A driving factor behind FERC’s decision is that a three-year capacity auction for its competitive retail states would have created a “bifurcated market,” effectively dividing MISO’s market into regulated and competitive states. This would have created a mismatch between MISO states that are regulated versus those that are deregulated, according to FERC.
Given the uncertainty with a bifurcated structure, “such unpredictable and variable supply participation could result in significant and unnecessary price volatility,” FERC said.
Less than 10 percent of the load in MISO’s territory, which includes parts of 15 states in the Midwest and the south, is in competitive areas.
“The two didn’t play well together, and FERC conceded the market would be distorted because of those factors,” Carrier said. “We can’t really argue with that.”
By comparison, the grid operator PJM’s territory in the region is mostly deregulated states.
“For people that build new capacity or want to, they’ll argue that the market isn’t providing enough revenue for them or an incentive to build more,” said Ken Rose, a senior fellow at Michigan State University’s Institute for Public Utilities.
The challenge for MISO going forward, Rose added, is “trying to come up with something that makes sense” for a grid operator with states with varied regulated markets.
“The people in regulated states prefer resource adequacy decisions made by the state level,” he said. “But that doesn’t help a state like Illinois. … They are arguing they need a construct that makes more sense in a competitive environment. There’s a lot of uncertainty with how they will proceed.”
Rod Williamson, executive director of the Birmingham, Mich.-based Association of Businesses Advocating Tariff Equity (ABATE), said most people expected FERC to approve MISO’s proposal. ABATE represents large industrial and commercial customers on the state’s electric choice program.
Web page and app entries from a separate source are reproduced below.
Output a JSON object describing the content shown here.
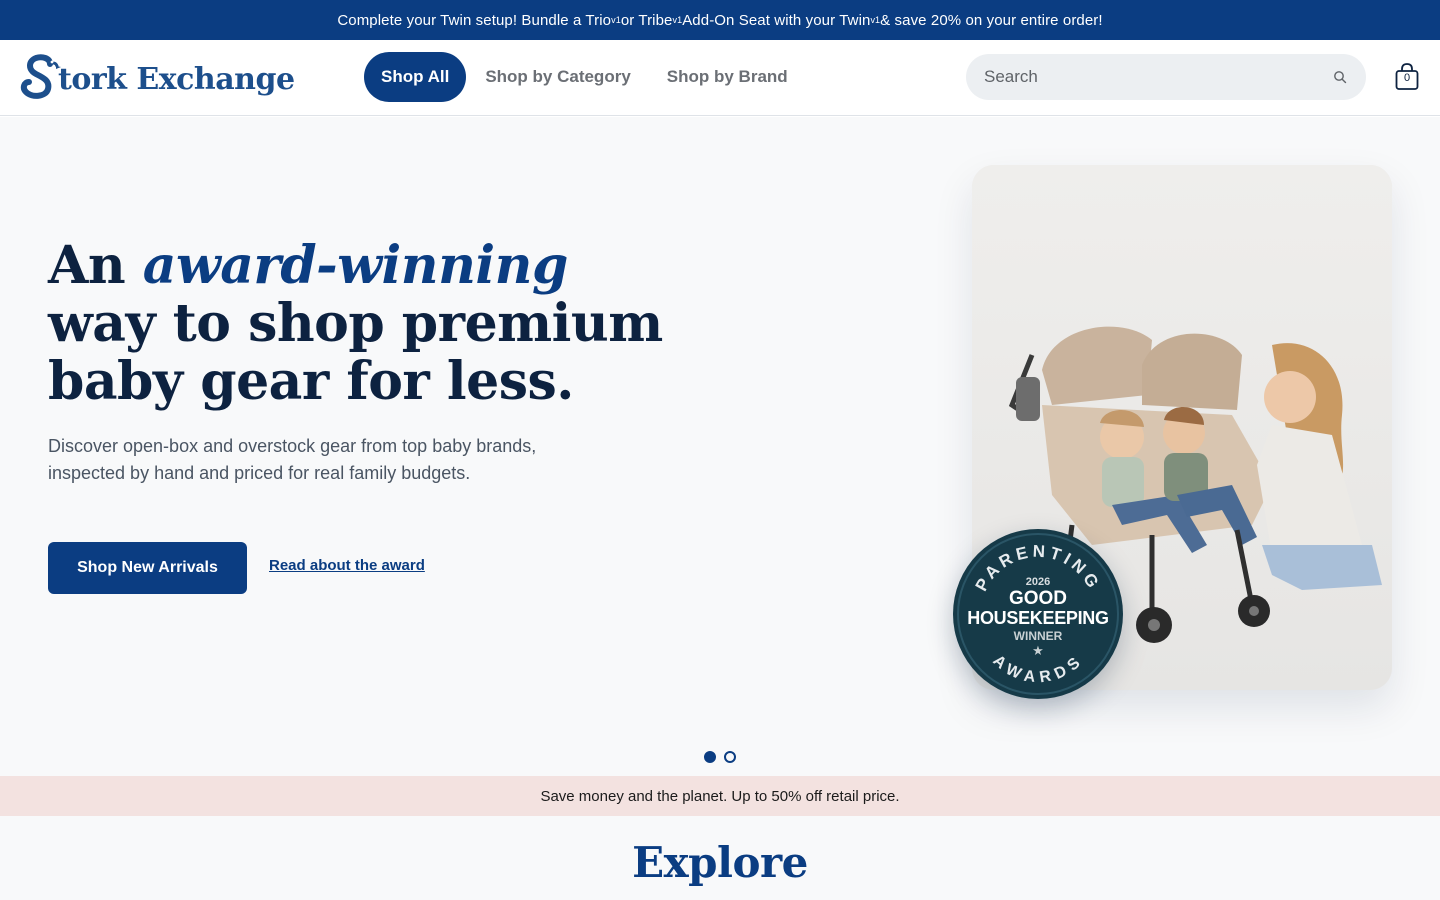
{
  "announcement": {
    "part1": "Complete your Twin setup! Bundle a Trio",
    "sup1": "v1",
    "part2": " or Tribe",
    "sup2": "v1",
    "part3": " Add-On Seat with your Twin",
    "sup3": "v1",
    "part4": " & save 20% on your entire order!"
  },
  "header": {
    "logo_text": "tork Exchange",
    "nav": [
      {
        "label": "Shop All",
        "active": true
      },
      {
        "label": "Shop by Category",
        "active": false
      },
      {
        "label": "Shop by Brand",
        "active": false
      }
    ],
    "search_placeholder": "Search",
    "cart_count": "0"
  },
  "hero": {
    "title_before": "An ",
    "title_emphasis": "award-winning",
    "title_after": " way to shop premium baby gear for less.",
    "subtitle": "Discover open-box and overstock gear from top baby brands, inspected by hand and priced for real family budgets.",
    "primary_cta": "Shop New Arrivals",
    "secondary_cta": "Read about the award",
    "badge": {
      "top_arc": "PARENTING",
      "year": "2026",
      "line1": "GOOD",
      "line2": "HOUSEKEEPING",
      "line3": "WINNER",
      "bottom_arc": "AWARDS"
    },
    "carousel": {
      "total_slides": 2,
      "active_slide": 1
    }
  },
  "promo_bar": "Save money and the planet. Up to 50% off retail price.",
  "explore_title": "Explore",
  "colors": {
    "brand_blue": "#0b3d82",
    "navy_text": "#0d2240",
    "promo_pink": "#f3e2e0",
    "hero_bg": "#f8f9fa",
    "badge_teal": "#163a48"
  }
}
“For those who support electric choice, there was a belief that the (three-year) auction market mechanism was the best way to price generation and have access to that capacity for suppliers to serve their customers,” Williamson said.
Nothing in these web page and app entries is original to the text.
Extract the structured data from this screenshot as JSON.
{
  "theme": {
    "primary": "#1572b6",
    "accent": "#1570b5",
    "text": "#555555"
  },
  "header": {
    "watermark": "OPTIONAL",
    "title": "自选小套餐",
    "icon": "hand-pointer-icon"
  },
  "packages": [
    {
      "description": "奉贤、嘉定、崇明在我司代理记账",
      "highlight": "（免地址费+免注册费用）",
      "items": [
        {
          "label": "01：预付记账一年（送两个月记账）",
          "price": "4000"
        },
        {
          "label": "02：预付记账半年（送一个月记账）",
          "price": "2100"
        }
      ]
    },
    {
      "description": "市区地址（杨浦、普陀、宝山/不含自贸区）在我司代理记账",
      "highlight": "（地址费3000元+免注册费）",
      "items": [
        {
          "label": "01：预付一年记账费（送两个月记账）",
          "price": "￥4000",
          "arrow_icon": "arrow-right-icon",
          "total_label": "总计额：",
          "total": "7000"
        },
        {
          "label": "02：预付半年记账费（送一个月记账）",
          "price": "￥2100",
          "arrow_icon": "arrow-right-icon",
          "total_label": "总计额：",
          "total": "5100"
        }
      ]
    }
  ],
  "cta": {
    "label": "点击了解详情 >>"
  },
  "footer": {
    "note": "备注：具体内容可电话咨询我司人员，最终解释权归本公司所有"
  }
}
Now that the capacity charge is in the hands of state regulators, he added, retail choice suppliers “will have to demonstrate for basically four years going forward that they either own or have the capacity under contract to meet the requirements of their customers. If they can’t make that demonstration, then they’re required to purchase that capacity from utilities.”
Williamson believes FERC’s decision effectively limits alternative suppliers’ ability to secure capacity.
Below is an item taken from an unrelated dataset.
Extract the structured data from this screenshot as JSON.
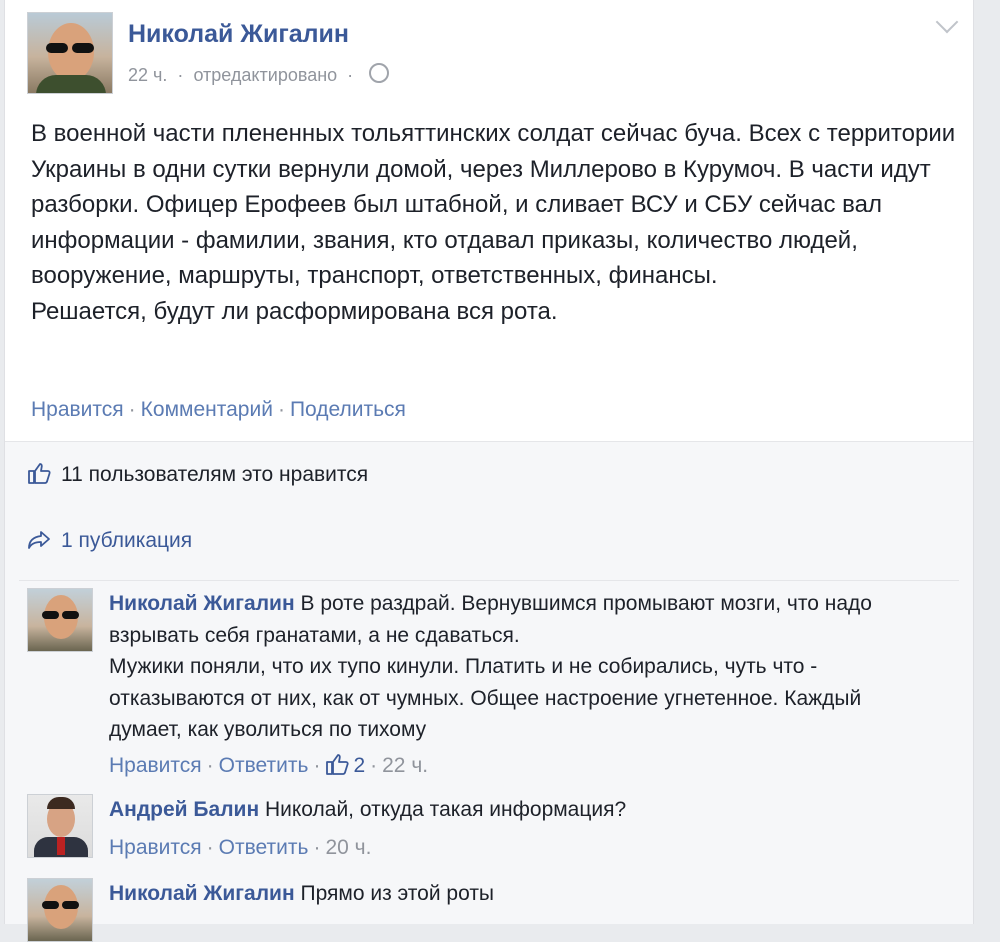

“Now they’ll have to go to owners of generation that have capacity available and negotiate a deal with them for the sale of the capacity, or they’ll have to build their own capacity, or they’ll be stuck paying this charge,” he said. “It’s definitely going to increase costs that the capacity retail choice suppliers have to procure versus a market mechanism where all of that capacity has to be offered.
“From that standpoint, it’s very disappointing for Michigan where we’re not going to have access to that auction to determine market prices. Ultimately, what impact that’s going to have is still to be seen.”
MORE CHANGE AHEAD?
The FERC vote also came days before commissioner Norman Bay resigned, causing more uncertainty going forward, including whom President Donald Trump may appoint for vacant posts. Bay’s resignation means the commission, with only two members, currently does not have a voting quorum.
Williamson said he doesn’t anticipate MISO will refile a new request anytime soon.
“Maybe (MISO) will wait and see and test the viewpoint of new FERC commissioners and repackage something,” he said.
Still, ABATE and Direct Energy are optimistic the contested rate cases before the MPSC will sort out prices going forward.
“I’m confident that with the strong protections included in the legislation from December, that working with the commission staff through a contested proceeding will come out with prices that will maintain customer choice in Michigan but still meet capacity needs at the same time,” Carrier said.